Published: 11 July 2013
Report and images: Eddie Allen
Cycling fundraisers for the Help for Heroes charity received a special track coaching experience on Wednesday 10 July thanks to growing relationship between British Cycling and the wounded service personnel charity.
A group of cyclists, comprising Hero Ride fundraisers and winners of a charity auction were treated to a full afternoon of track coaching from Great Britain Paracycling team members Helen Scott and Jon-Allan Butterworth.
Above: Helen Scott (right) with the Help for Heroes fundraisers.
Helen Scott piloted Aileen McGlynn to kilo silver and pursuit bronze in the London 2012 Paralympic Games in the blind and visually impaired tandem category, while Jon-Allan Butterworth is a world record holder and triple London 2012 silver medallist.
Above: Jon-Allan Butterworth on track with the Help for Heroes fundraisers.
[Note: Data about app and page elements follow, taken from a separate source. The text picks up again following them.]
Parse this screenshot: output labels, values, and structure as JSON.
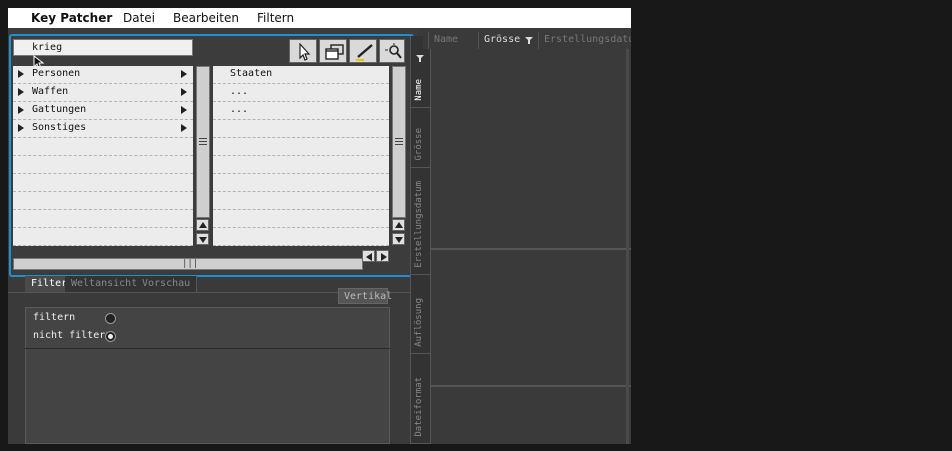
{
  "menubar": {
    "app": "Key Patcher",
    "items": [
      "Datei",
      "Bearbeiten",
      "Filtern"
    ]
  },
  "search": {
    "value": "krieg"
  },
  "tools": [
    "pointer-icon",
    "windows-icon",
    "pen-icon",
    "zoom-icon"
  ],
  "list_left": {
    "rows": [
      {
        "label": "Personen",
        "expandable": true
      },
      {
        "label": "Waffen",
        "expandable": true
      },
      {
        "label": "Gattungen",
        "expandable": true
      },
      {
        "label": "Sonstiges",
        "expandable": true
      },
      {
        "label": ""
      },
      {
        "label": ""
      },
      {
        "label": ""
      },
      {
        "label": ""
      },
      {
        "label": ""
      },
      {
        "label": ""
      }
    ]
  },
  "list_right": {
    "rows": [
      {
        "label": "Staaten"
      },
      {
        "label": "..."
      },
      {
        "label": "..."
      },
      {
        "label": ""
      },
      {
        "label": ""
      },
      {
        "label": ""
      },
      {
        "label": ""
      },
      {
        "label": ""
      },
      {
        "label": ""
      },
      {
        "label": ""
      }
    ]
  },
  "hscroll_grip": "|||",
  "tabs": [
    {
      "label": "Filter",
      "active": true
    },
    {
      "label": "Weltansicht",
      "active": false
    },
    {
      "label": "Vorschau",
      "active": false
    }
  ],
  "vertikal_label": "Vertikal",
  "filter_options": [
    {
      "label": "filtern",
      "selected": false
    },
    {
      "label": "nicht filtern",
      "selected": true
    }
  ],
  "vertical_tabs": [
    {
      "label": "Name",
      "active": true
    },
    {
      "label": "Grösse",
      "active": false
    },
    {
      "label": "Erstellungsdatum",
      "active": false
    },
    {
      "label": "Auflösung",
      "active": false
    },
    {
      "label": "Dateiformat",
      "active": false
    }
  ],
  "column_headers": [
    {
      "label": "Name",
      "active": false
    },
    {
      "label": "Grösse",
      "active": true
    },
    {
      "label": "Erstellungsdatum",
      "active": false
    }
  ],
  "colors": {
    "selection_border": "#1f8fcf",
    "panel_bg": "#3a3a3a",
    "list_bg": "#ececec"
  }
}
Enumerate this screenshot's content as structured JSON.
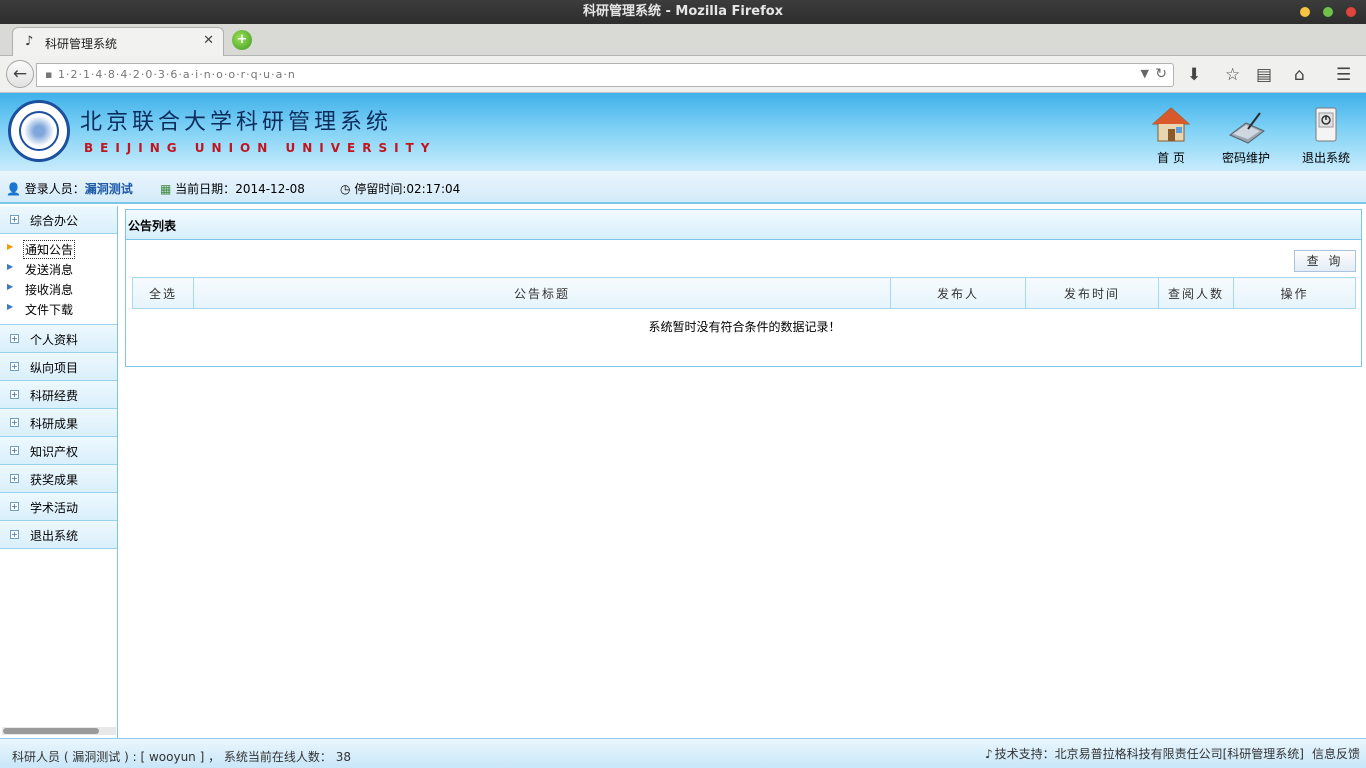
{
  "window": {
    "title": "科研管理系统 - Mozilla Firefox",
    "dots": [
      "#f5c542",
      "#6fc24a",
      "#e0443a"
    ]
  },
  "browser": {
    "tab_title": "科研管理系统",
    "tab_close": "✕",
    "new_tab_glyph": "+",
    "url": "▪ 1·2·1·4·8·4·2·0·3·6·a·i·n·o·o·r·q·u·a·n",
    "back_glyph": "←",
    "icons": [
      "download-icon",
      "bookmark-star-icon",
      "reading-list-icon",
      "home-icon",
      "menu-icon"
    ]
  },
  "header": {
    "system_title": "北京联合大学科研管理系统",
    "subtitle": "BEIJING UNION UNIVERSITY",
    "buttons": [
      {
        "label": "首 页",
        "icon": "house-icon"
      },
      {
        "label": "密码维护",
        "icon": "password-pad-icon"
      },
      {
        "label": "退出系统",
        "icon": "power-switch-icon"
      }
    ]
  },
  "infobar": {
    "login_label": "登录人员：",
    "login_user": "漏洞测试",
    "date_label": "当前日期：",
    "date_value": "2014-12-08",
    "stay_label": "停留时间:",
    "stay_value": "02:17:04"
  },
  "sidebar": {
    "sections": [
      {
        "label": "综合办公"
      },
      {
        "label": "个人资料"
      },
      {
        "label": "纵向项目"
      },
      {
        "label": "科研经费"
      },
      {
        "label": "科研成果"
      },
      {
        "label": "知识产权"
      },
      {
        "label": "获奖成果"
      },
      {
        "label": "学术活动"
      },
      {
        "label": "退出系统"
      }
    ],
    "office_items": [
      "通知公告",
      "发送消息",
      "接收消息",
      "文件下载"
    ],
    "active_item": "通知公告"
  },
  "main": {
    "panel_title": "公告列表",
    "query_button": "查 询",
    "columns": [
      "全选",
      "公告标题",
      "发布人",
      "发布时间",
      "查阅人数",
      "操作"
    ],
    "empty_message": "系统暂时没有符合条件的数据记录！"
  },
  "footer": {
    "left_text": "科研人员 ( 漏洞测试 ) : [ wooyun ]  ，  系统当前在线人数： 38",
    "support_text": "技术支持：北京易普拉格科技有限责任公司[科研管理系统]",
    "feedback_link": "信息反馈"
  }
}
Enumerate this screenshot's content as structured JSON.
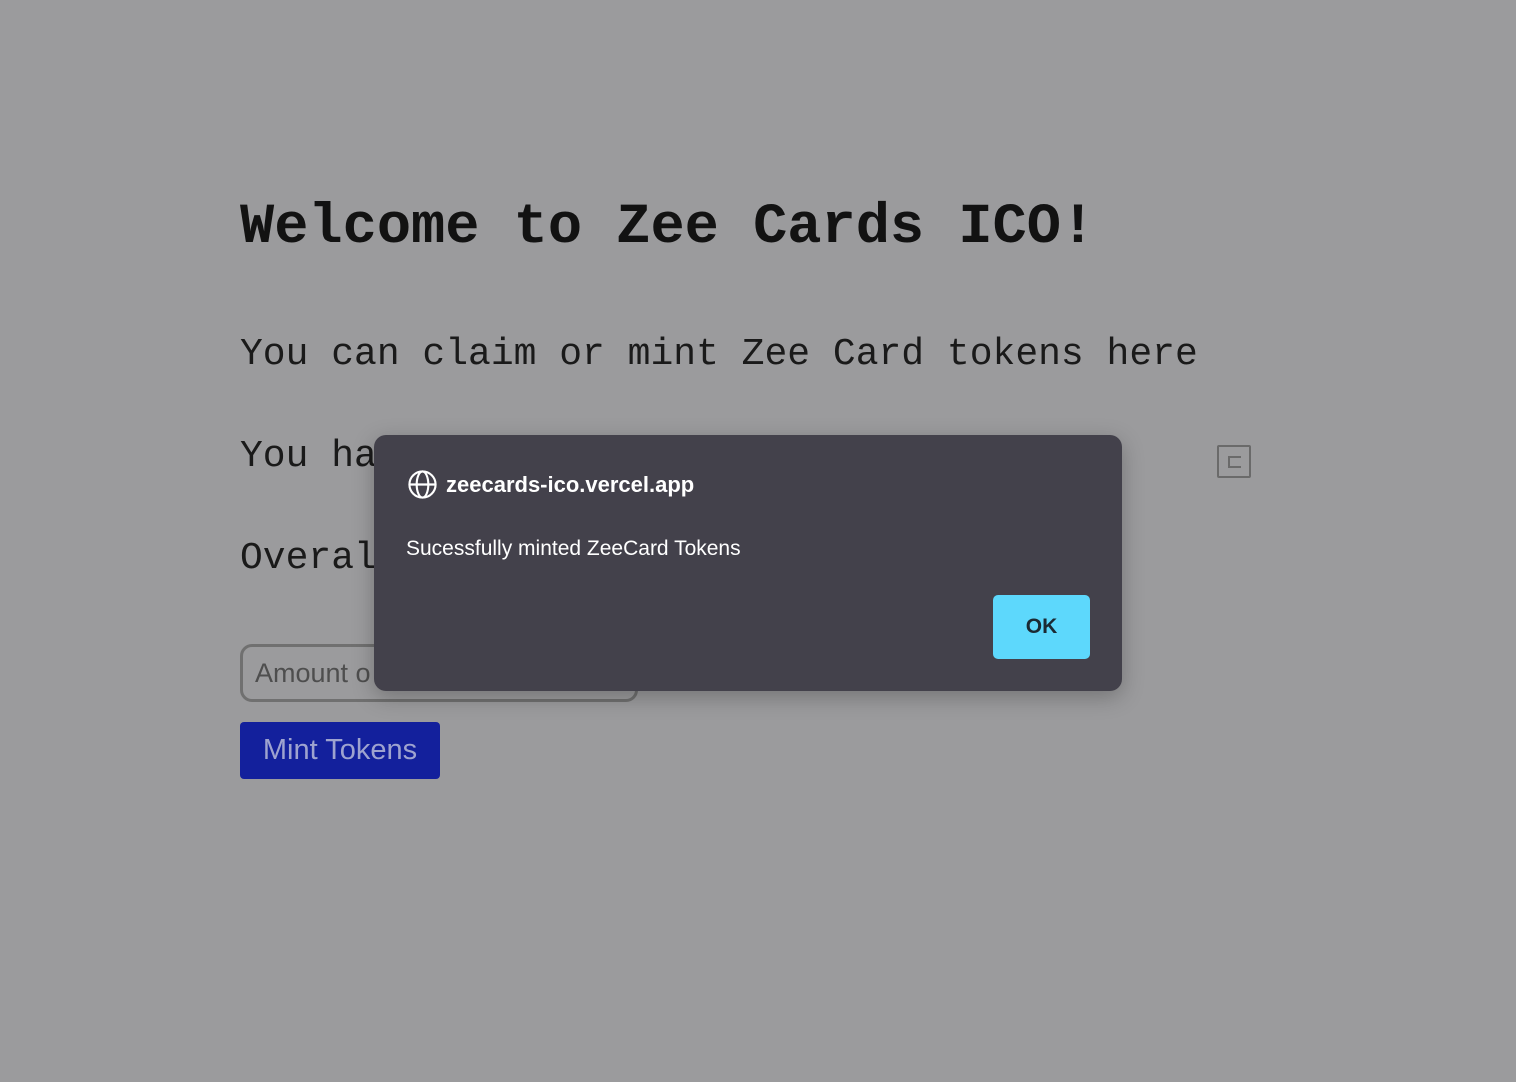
{
  "page": {
    "title": "Welcome to Zee Cards ICO!",
    "description": "You can claim or mint Zee Card tokens here",
    "balance_line_visible": "You ha",
    "overall_line_visible": "Overal"
  },
  "mint_form": {
    "amount_placeholder": "Amount o",
    "amount_value": "",
    "mint_button_label": "Mint Tokens"
  },
  "alert": {
    "origin": "zeecards-ico.vercel.app",
    "message": "Sucessfully minted ZeeCard Tokens",
    "ok_label": "OK"
  },
  "icons": {
    "alert_origin": "globe-icon",
    "copy": "copy-icon"
  },
  "colors": {
    "overlay_background": "#9b9b9d",
    "dialog_background": "#43414b",
    "ok_button": "#5dd8fc",
    "mint_button": "#13209c"
  }
}
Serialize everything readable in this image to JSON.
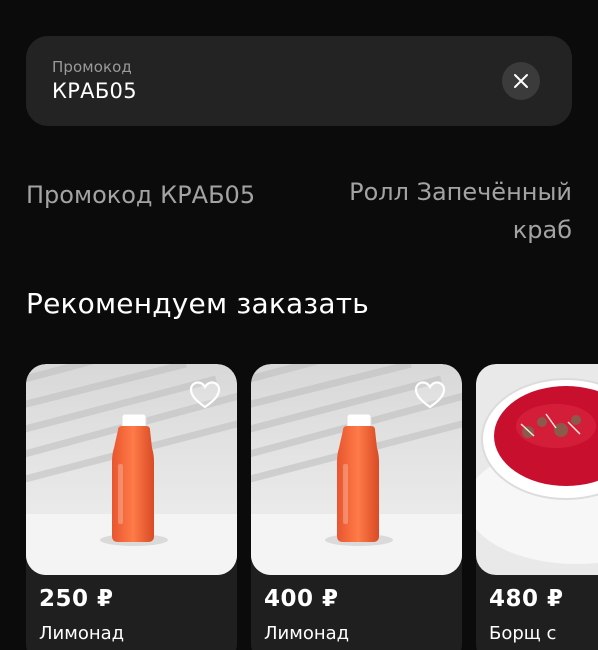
{
  "promo": {
    "label": "Промокод",
    "value": "КРАБ05",
    "clear_icon": "close-icon"
  },
  "promo_info": {
    "left": "Промокод КРАБ05",
    "right": "Ролл Запечённый краб"
  },
  "recommendations": {
    "title": "Рекомендуем заказать",
    "items": [
      {
        "price": "250 ₽",
        "name": "Лимонад",
        "image": "orange-juice-bottle",
        "favorite_icon": "heart-icon"
      },
      {
        "price": "400 ₽",
        "name": "Лимонад",
        "image": "orange-juice-bottle",
        "favorite_icon": "heart-icon"
      },
      {
        "price": "480 ₽",
        "name": "Борщ с",
        "image": "borscht-bowl",
        "favorite_icon": "heart-icon"
      }
    ]
  }
}
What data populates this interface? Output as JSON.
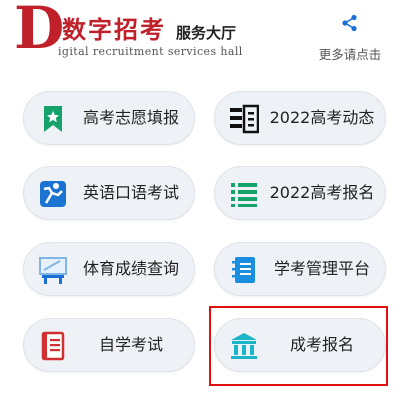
{
  "header": {
    "logo_letter": "D",
    "logo_title": "数字招考",
    "logo_subtitle": "服务大厅",
    "logo_tagline": "igital recruitment services hall",
    "share_label": "更多请点击"
  },
  "menu": [
    {
      "label": "高考志愿填报",
      "icon": "bookmark-icon"
    },
    {
      "label": "2022高考动态",
      "icon": "news-list-icon"
    },
    {
      "label": "英语口语考试",
      "icon": "english-speech-icon"
    },
    {
      "label": "2022高考报名",
      "icon": "list-icon"
    },
    {
      "label": "体育成绩查询",
      "icon": "sports-board-icon"
    },
    {
      "label": "学考管理平台",
      "icon": "notebook-icon"
    },
    {
      "label": "自学考试",
      "icon": "document-icon"
    },
    {
      "label": "成考报名",
      "icon": "institution-icon"
    }
  ],
  "colors": {
    "brand_red": "#c0202a",
    "share_blue": "#1a6fd6",
    "pill_bg": "#eef1f6",
    "highlight_border": "#e01010"
  }
}
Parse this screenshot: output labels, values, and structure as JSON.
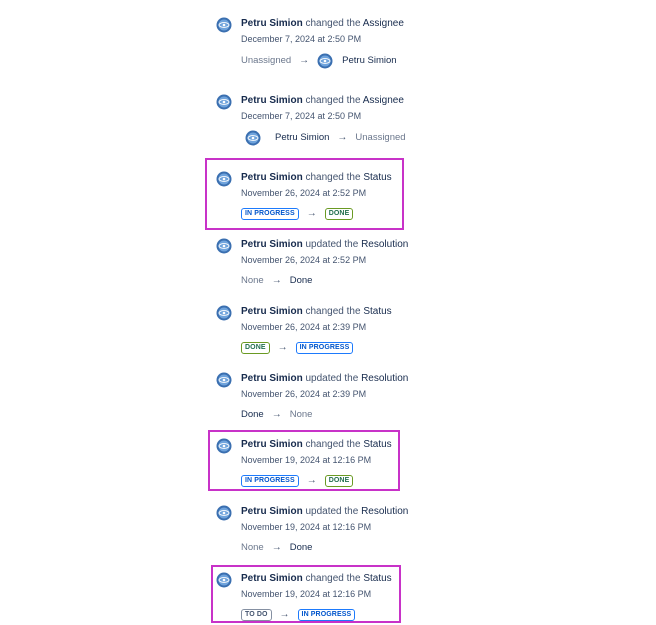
{
  "entries": [
    {
      "actor": "Petru Simion",
      "verb": "changed the",
      "field": "Assignee",
      "timestamp": "December 7, 2024 at 2:50 PM",
      "from": "Unassigned",
      "to": "Petru Simion"
    },
    {
      "actor": "Petru Simion",
      "verb": "changed the",
      "field": "Assignee",
      "timestamp": "December 7, 2024 at 2:50 PM",
      "from": "Petru Simion",
      "to": "Unassigned"
    },
    {
      "actor": "Petru Simion",
      "verb": "changed the",
      "field": "Status",
      "timestamp": "November 26, 2024 at 2:52 PM",
      "from": "IN PROGRESS",
      "to": "DONE"
    },
    {
      "actor": "Petru Simion",
      "verb": "updated the",
      "field": "Resolution",
      "timestamp": "November 26, 2024 at 2:52 PM",
      "from": "None",
      "to": "Done"
    },
    {
      "actor": "Petru Simion",
      "verb": "changed the",
      "field": "Status",
      "timestamp": "November 26, 2024 at 2:39 PM",
      "from": "DONE",
      "to": "IN PROGRESS"
    },
    {
      "actor": "Petru Simion",
      "verb": "updated the",
      "field": "Resolution",
      "timestamp": "November 26, 2024 at 2:39 PM",
      "from": "Done",
      "to": "None"
    },
    {
      "actor": "Petru Simion",
      "verb": "changed the",
      "field": "Status",
      "timestamp": "November 19, 2024 at 12:16 PM",
      "from": "IN PROGRESS",
      "to": "DONE"
    },
    {
      "actor": "Petru Simion",
      "verb": "updated the",
      "field": "Resolution",
      "timestamp": "November 19, 2024 at 12:16 PM",
      "from": "None",
      "to": "Done"
    },
    {
      "actor": "Petru Simion",
      "verb": "changed the",
      "field": "Status",
      "timestamp": "November 19, 2024 at 12:16 PM",
      "from": "TO DO",
      "to": "IN PROGRESS"
    }
  ],
  "icons": {
    "arrow": "arrow-right-icon",
    "avatar": "user-avatar-icon"
  },
  "colors": {
    "highlight": "#c832c8",
    "in_progress": "#1d7afc",
    "done": "#6a9a23",
    "todo": "#8590a2"
  }
}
Butterworth has close links with the Help for Heroes charity, himself a product of the charity’s Battle Back programme. In 2007, Butterworth lost his left arm in during a rocket attack on Basra Air Station in Iraq whilst serving as technician in the Royal Air Force.
Later in that year, he was spotted in a Paralympic talent ID programme at Loughborough before leaving the RAF in 2009 to join the Great Britain Cycling Team full time.
Above: Helen takes riders through a coaching session.
The Help for Heroes fundraisers were complete velodrome novices but thanks to guidance of Scott, Butterworth and new Paracycling coach John Hewitt they were quickly up and running, taken through a series of drills culminating in a mini race at the end of the session.
Above: Jane from Hereford (top) on gets her first taste of track cycling.
Jane from Hereford served in the Army for 27 years before leaving the service nine years ago. Jane was persuaded to take part in the Help for Heroes Dawn Raid sportive by her former colleague and friend Donna, an experience she will never forget.
“We did the Dawn Raid sportive from Tedworth House into Central London. It was a fantastic event. You don’t think that you’re going to be up to it, you think that everybody else is an expert bike rider but there was just a tremendous atmosphere.”
As well as taking part in the sportive, Jane raised over £6500 through various events including bag-packing in a well known supermarket, which led her to take part in the track coaching experience, her first time on the track: “It is a steep learning curve,” admitted Jane.
“It’s nice to be part of it and it’s nice for the guys to give their time. Helen is fantastic.”
Above: Jason from Solihull on track with Jon-Allan Butterworth.
Jason from Solihull got involved with Help for Heroes after his friend Richard’s cousin was killed while serving in Afghanistan, culminating in them both taking part in a number of the charity’s cycle rides. Jason and Richard, both track novices, were thrilled to be selected for the track coaching experience.
“It’s fantastic, really good fun. I’m really enjoying it. I’m getting more and more confident and I can feel the speed picking up. The highlight so far has been not falling off!” said Jason.
The track coaching experience is just one part of the relationship between British Cycling and Help for Heroes, which spans from grass roots participation through to elite sport. The Great Britain Cycling Team is now working closely with coaching staff at the charity’s recovery centres to develop and identify cycling talent, with six riders currently on the Olympic Development Programme via the Battle Back programme.
British Cycling is also working with Help for Heroes Tedworth House recovery facility to equip their adaptive coaches with cycling specific coaching knowledge and skills, as well as supporting Help for Heroes in delivering its charity cycling events.